__Your assignment__:
Copy each line below in which the word "Flameless" occurs.
+++
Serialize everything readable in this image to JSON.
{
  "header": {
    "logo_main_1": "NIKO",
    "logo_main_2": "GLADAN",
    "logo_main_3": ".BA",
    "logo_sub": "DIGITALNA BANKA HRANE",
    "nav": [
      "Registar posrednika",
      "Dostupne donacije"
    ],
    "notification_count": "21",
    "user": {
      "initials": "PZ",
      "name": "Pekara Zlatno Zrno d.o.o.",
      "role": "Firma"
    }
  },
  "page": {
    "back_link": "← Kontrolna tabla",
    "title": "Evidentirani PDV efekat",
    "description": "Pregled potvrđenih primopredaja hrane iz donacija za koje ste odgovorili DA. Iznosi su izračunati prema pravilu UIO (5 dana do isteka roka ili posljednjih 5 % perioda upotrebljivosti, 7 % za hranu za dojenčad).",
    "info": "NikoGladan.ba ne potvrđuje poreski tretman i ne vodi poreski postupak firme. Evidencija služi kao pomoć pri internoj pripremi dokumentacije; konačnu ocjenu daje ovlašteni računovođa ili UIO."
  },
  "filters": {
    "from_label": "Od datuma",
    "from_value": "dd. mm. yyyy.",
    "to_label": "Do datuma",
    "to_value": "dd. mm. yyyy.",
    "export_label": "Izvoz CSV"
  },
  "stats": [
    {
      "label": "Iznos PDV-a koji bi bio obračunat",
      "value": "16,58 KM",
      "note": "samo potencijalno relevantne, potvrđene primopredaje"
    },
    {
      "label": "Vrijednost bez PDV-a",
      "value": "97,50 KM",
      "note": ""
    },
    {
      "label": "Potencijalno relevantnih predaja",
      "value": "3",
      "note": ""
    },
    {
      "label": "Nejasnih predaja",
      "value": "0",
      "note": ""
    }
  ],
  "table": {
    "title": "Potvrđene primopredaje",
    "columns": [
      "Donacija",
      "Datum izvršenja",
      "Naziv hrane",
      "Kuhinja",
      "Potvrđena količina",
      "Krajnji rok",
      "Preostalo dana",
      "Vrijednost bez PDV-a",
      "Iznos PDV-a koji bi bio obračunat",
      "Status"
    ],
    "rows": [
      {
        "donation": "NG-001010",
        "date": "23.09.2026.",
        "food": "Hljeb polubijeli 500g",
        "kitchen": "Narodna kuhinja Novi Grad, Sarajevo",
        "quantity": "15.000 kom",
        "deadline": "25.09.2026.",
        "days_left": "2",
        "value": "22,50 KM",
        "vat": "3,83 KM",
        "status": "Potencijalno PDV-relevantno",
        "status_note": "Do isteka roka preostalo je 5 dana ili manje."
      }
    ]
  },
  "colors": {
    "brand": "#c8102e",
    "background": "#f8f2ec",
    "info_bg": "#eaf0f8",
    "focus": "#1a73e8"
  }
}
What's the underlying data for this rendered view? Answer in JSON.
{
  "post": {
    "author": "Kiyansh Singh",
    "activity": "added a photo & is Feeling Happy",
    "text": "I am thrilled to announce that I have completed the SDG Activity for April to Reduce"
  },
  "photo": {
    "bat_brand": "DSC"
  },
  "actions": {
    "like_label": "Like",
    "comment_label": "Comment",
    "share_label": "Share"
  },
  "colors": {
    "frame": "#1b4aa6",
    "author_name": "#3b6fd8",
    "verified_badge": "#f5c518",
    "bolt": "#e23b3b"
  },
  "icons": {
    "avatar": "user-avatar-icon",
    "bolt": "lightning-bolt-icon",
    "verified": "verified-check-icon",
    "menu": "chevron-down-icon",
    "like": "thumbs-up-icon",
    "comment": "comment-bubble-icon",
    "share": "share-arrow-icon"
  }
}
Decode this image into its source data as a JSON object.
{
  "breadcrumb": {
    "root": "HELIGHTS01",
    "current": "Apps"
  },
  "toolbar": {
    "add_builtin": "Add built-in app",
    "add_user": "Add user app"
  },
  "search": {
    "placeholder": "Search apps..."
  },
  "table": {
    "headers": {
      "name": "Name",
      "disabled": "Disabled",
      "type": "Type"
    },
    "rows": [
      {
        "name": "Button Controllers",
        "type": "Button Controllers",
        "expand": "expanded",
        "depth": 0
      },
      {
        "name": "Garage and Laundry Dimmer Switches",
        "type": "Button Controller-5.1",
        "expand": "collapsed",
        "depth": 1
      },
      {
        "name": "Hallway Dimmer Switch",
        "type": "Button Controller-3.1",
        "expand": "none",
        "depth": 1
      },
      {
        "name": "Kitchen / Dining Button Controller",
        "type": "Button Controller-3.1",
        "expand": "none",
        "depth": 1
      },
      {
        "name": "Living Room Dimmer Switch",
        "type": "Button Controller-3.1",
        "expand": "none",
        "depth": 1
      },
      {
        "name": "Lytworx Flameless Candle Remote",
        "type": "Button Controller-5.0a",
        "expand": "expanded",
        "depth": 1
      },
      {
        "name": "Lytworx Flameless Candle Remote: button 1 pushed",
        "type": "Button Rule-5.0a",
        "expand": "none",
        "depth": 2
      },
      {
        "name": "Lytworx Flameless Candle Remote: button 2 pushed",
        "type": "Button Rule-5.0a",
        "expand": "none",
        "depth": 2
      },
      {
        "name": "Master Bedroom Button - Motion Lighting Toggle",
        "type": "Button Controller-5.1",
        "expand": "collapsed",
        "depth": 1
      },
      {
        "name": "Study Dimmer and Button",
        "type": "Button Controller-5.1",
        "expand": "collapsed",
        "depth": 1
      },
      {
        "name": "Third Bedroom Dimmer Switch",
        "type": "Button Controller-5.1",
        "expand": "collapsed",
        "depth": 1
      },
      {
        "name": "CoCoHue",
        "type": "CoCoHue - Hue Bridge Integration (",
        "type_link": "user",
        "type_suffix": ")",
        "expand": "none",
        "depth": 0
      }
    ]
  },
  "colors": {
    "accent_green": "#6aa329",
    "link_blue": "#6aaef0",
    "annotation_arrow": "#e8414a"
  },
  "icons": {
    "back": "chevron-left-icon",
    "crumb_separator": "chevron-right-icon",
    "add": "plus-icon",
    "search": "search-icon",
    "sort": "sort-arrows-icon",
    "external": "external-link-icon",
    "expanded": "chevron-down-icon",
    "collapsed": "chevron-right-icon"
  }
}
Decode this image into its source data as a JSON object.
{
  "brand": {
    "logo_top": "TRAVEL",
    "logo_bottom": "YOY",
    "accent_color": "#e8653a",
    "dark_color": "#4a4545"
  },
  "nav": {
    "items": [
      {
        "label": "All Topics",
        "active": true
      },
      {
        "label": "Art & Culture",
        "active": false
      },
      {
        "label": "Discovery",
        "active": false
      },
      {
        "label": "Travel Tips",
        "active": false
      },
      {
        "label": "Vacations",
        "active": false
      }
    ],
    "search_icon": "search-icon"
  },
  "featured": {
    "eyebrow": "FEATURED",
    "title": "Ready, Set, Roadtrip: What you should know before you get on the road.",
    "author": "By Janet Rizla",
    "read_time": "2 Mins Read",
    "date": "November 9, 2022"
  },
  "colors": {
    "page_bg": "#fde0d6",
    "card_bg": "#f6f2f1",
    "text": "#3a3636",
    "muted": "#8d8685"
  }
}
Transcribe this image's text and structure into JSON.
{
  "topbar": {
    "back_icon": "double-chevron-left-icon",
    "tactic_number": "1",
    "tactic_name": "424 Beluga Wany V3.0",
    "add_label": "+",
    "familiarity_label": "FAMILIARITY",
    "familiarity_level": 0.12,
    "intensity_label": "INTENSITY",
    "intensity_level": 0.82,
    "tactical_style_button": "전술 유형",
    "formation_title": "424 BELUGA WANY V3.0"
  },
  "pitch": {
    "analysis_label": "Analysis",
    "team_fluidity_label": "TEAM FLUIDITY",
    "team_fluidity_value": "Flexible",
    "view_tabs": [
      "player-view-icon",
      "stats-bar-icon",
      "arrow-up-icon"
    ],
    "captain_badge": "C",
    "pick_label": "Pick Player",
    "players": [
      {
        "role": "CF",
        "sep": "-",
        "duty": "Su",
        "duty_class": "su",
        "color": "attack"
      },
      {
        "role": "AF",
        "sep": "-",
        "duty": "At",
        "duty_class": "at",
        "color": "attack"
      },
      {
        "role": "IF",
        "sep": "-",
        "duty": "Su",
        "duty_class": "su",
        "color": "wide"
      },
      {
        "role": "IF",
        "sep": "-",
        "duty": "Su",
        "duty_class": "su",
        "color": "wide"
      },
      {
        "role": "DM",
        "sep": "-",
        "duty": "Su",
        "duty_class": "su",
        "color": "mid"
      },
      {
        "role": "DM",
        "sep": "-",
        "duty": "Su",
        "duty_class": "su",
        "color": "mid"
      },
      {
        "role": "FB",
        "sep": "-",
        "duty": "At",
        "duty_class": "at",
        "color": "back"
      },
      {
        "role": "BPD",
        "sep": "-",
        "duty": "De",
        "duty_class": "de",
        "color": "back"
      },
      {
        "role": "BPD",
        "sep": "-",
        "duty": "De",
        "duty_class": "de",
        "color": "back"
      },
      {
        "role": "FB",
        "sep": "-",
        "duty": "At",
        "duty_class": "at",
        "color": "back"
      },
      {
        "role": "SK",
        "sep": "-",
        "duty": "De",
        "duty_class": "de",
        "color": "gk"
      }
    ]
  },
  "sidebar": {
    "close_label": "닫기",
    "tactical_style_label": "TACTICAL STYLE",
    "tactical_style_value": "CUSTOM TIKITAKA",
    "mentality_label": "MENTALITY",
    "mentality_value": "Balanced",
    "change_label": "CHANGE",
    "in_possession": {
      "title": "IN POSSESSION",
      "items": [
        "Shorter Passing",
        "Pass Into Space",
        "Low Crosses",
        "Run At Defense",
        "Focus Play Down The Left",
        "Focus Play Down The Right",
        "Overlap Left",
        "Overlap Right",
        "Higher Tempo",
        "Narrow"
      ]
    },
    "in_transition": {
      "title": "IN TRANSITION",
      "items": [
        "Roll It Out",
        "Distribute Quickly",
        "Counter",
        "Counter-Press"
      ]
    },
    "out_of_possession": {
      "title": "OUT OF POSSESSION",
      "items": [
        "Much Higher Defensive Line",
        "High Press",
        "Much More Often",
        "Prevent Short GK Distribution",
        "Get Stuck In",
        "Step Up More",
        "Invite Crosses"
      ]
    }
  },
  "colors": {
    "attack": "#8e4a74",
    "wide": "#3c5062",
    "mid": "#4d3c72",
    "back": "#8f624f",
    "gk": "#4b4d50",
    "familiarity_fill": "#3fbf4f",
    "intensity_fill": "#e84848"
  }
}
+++
__Task output__:
        "name": "Lytworx Flameless Candle Remote",
        "name": "Lytworx Flameless Candle Remote: button 1 pushed",
        "name": "Lytworx Flameless Candle Remote: button 2 pushed",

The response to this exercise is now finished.